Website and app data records
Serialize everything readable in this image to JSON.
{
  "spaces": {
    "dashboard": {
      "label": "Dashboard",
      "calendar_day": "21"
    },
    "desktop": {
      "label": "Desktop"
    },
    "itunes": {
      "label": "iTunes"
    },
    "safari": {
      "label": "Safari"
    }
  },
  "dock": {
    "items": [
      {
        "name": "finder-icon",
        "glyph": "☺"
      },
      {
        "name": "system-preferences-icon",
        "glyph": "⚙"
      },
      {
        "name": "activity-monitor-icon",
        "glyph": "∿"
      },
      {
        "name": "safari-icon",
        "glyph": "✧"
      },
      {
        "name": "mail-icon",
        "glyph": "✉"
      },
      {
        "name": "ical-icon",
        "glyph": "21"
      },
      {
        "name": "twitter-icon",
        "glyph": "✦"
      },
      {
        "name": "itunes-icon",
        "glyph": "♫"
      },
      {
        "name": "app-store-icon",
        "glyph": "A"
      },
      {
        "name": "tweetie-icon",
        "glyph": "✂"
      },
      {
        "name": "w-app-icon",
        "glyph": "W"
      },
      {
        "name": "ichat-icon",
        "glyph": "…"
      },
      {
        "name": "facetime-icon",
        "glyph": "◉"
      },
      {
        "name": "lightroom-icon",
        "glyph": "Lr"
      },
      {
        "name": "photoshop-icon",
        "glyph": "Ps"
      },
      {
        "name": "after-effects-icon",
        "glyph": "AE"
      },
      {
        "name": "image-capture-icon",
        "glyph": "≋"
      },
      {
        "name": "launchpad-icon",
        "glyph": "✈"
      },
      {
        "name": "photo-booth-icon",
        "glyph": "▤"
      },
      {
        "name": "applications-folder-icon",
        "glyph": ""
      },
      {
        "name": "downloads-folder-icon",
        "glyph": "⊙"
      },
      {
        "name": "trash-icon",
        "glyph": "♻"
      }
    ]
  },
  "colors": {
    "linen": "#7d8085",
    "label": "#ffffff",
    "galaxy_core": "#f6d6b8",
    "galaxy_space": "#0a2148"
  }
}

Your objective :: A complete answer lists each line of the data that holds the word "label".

Answer ::
      "label": "Dashboard",
      "label": "Desktop"
      "label": "iTunes"
      "label": "Safari"
    "label": "#ffffff",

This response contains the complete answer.